Hard as it may be to remember, there was a time when automakers like BMW didn’t produce crossover SUVs.
For the Bavarian automaker, that time came to an end nearly 20 years ago when it introduced the first-generation X5 – just a couple of years after Mercedes launched the M-Class (now known as the GLE), a few years before Porsche rolled out the first Cayenne, and several years before Audi joined in with the original Q7.
Those times are long behind us, though – particularly for BMW, which has rolled out the X1, X2, X3, X4, and X6 in the years since. And along the way, it’s introduced several new iterations of the X5 that kicked it all off.
Bayerische Motoren Werke just revealed the latest of four generations of X5 just the other day. And like those that came before, it promises a significant improvement over the model it replaces. Not least of all stylistically. So take a ride with us down the dusty trails of the Bavarian countryside as we compare the new X5 with the outgoing model.
Bigger Grille’s Just The Start
The most immediately discernible stylistic difference between the third- and fourth-generation X5s is the grille. The new model’s twin-kidney aperture is noticeably taller, with bodywork separating it from the headlights (which are mostly the same shape as the previous model’s) instead of the area in between.
The ducts in the front bumper are bigger, too, with previous round daytime running lights now integrated into the front corner vents, and the horizontal intake between the grille and air dam divvied up between the higher and lower openings – all of which lends the new G05 model a more aggressive look over the previous F15.
The creases along the flank also seek to emphasize the wheels more, with more pronounced wheel arches, an upward arch in the character line above the rear wheels, and a more pronounced vent behind the front rollers. And though the greenhouse is largely the same shape, and still encompasses BMW’s signature Hofmeister kink in the D-pillar – but that dogleg starts a little higher in tandem with the emphasized rear wheel.
While the headlamps haven’t changed much in shape from one model to the next, the taillights most definitely have – and we’re not entirely sure for the better. Where the F15 mode’s lights carried a shape to the previous two iterations, the G05’s adopt a different outline entirely, and they remind us more of an American crossover than a German one. (Which may be just as well, because BMW makes most of its crossovers in the US, anyway.)
The rear bumper incorporates a more functional-looking channeled faux-diffuser, flanked by trapezoidal tailpipe finishers instead of round tips. The horizontally split styling of the tailgate has carried over, though, so there’s still a measure of aesthetic continuity there.

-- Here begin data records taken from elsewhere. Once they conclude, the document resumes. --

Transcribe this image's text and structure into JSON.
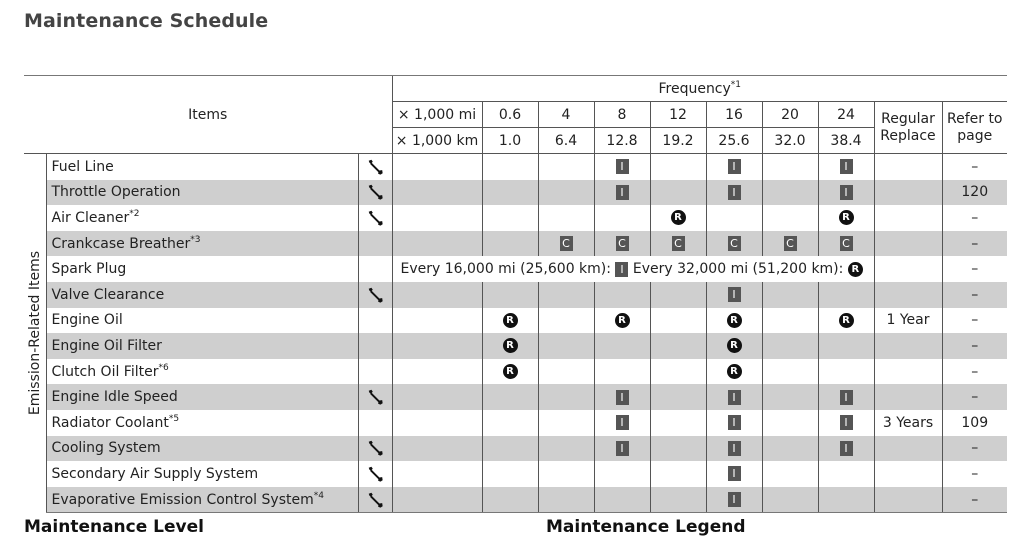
{
  "page_title": "Maintenance Schedule",
  "header": {
    "items_label": "Items",
    "frequency_label": "Frequency",
    "frequency_note": "*1",
    "unit_mi": "× 1,000 mi",
    "unit_km": "× 1,000 km",
    "mi_values": [
      "0.6",
      "4",
      "8",
      "12",
      "16",
      "20",
      "24"
    ],
    "km_values": [
      "1.0",
      "6.4",
      "12.8",
      "19.2",
      "25.6",
      "32.0",
      "38.4"
    ],
    "regular_replace": [
      "Regular",
      "Replace"
    ],
    "refer_to_page": [
      "Refer to",
      "page"
    ]
  },
  "group_label": "Emission-Related Items",
  "legend_symbols": {
    "I": "I",
    "C": "C",
    "R": "R",
    "wrench": "wrench-icon"
  },
  "rows": [
    {
      "name": "Fuel Line",
      "note": "",
      "wrench": true,
      "cells": [
        "",
        "",
        "I",
        "",
        "I",
        "",
        "I"
      ],
      "regular": "",
      "page": "–"
    },
    {
      "name": "Throttle Operation",
      "note": "",
      "wrench": true,
      "cells": [
        "",
        "",
        "I",
        "",
        "I",
        "",
        "I"
      ],
      "regular": "",
      "page": "120"
    },
    {
      "name": "Air Cleaner",
      "note": "*2",
      "wrench": true,
      "cells": [
        "",
        "",
        "",
        "R",
        "",
        "",
        "R"
      ],
      "regular": "",
      "page": "–"
    },
    {
      "name": "Crankcase Breather",
      "note": "*3",
      "wrench": false,
      "cells": [
        "",
        "C",
        "C",
        "C",
        "C",
        "C",
        "C"
      ],
      "regular": "",
      "page": "–"
    },
    {
      "name": "Spark Plug",
      "note": "",
      "wrench": false,
      "span_text_1": "Every 16,000 mi (25,600 km):",
      "span_mark_1": "I",
      "span_text_2": "Every 32,000 mi (51,200 km):",
      "span_mark_2": "R",
      "regular": "",
      "page": "–"
    },
    {
      "name": "Valve Clearance",
      "note": "",
      "wrench": true,
      "cells": [
        "",
        "",
        "",
        "",
        "I",
        "",
        ""
      ],
      "regular": "",
      "page": "–"
    },
    {
      "name": "Engine Oil",
      "note": "",
      "wrench": false,
      "cells": [
        "R",
        "",
        "R",
        "",
        "R",
        "",
        "R"
      ],
      "regular": "1 Year",
      "page": "–"
    },
    {
      "name": "Engine Oil Filter",
      "note": "",
      "wrench": false,
      "cells": [
        "R",
        "",
        "",
        "",
        "R",
        "",
        ""
      ],
      "regular": "",
      "page": "–"
    },
    {
      "name": "Clutch Oil Filter",
      "note": "*6",
      "wrench": false,
      "cells": [
        "R",
        "",
        "",
        "",
        "R",
        "",
        ""
      ],
      "regular": "",
      "page": "–"
    },
    {
      "name": "Engine Idle Speed",
      "note": "",
      "wrench": true,
      "cells": [
        "",
        "",
        "I",
        "",
        "I",
        "",
        "I"
      ],
      "regular": "",
      "page": "–"
    },
    {
      "name": "Radiator Coolant",
      "note": "*5",
      "wrench": false,
      "cells": [
        "",
        "",
        "I",
        "",
        "I",
        "",
        "I"
      ],
      "regular": "3 Years",
      "page": "109"
    },
    {
      "name": "Cooling System",
      "note": "",
      "wrench": true,
      "cells": [
        "",
        "",
        "I",
        "",
        "I",
        "",
        "I"
      ],
      "regular": "",
      "page": "–"
    },
    {
      "name": "Secondary Air Supply System",
      "note": "",
      "wrench": true,
      "cells": [
        "",
        "",
        "",
        "",
        "I",
        "",
        ""
      ],
      "regular": "",
      "page": "–"
    },
    {
      "name": "Evaporative Emission Control System",
      "note": "*4",
      "wrench": true,
      "cells": [
        "",
        "",
        "",
        "",
        "I",
        "",
        ""
      ],
      "regular": "",
      "page": "–"
    }
  ],
  "footer": {
    "left_heading": "Maintenance Level",
    "right_heading": "Maintenance Legend"
  }
}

Familiar But Updated Interior
The manufacturer has yet to show us much of the new X5’s interior. But from what we can see, the environment ought to be familiar to existing owners considering trading in. Like the tailgate, the dashboard retains a distinctly horizontal layout to give it an expansive and spacious (as opposed to a more cocooning) look and feel.
Like the front end, the vents inside are more pronounced, though, with the HVAC controls framed together with the center vents and separated from the audio knobs – which may make it easier to operate without the driver taking his or her eyes off the road. As is the trend, the infotainment display is wider, and there’s a digital instrument cluster as well, mounted behind a slimmer-spoked steering wheel.
Taken all together, the styling of the new X5 strikes us as a marked improvement over the model it replaces. As well it should. With over 2.2 million units sold around the world over the course of its lifetime, the X5 is one of BMW’s biggest sellers –especially in the United States where it ranked last year second only to the 3 Series. In fact BMW sold more X5s here last year than the entire Mini brand, and even on styling alone, the new model ought to attract even more customers.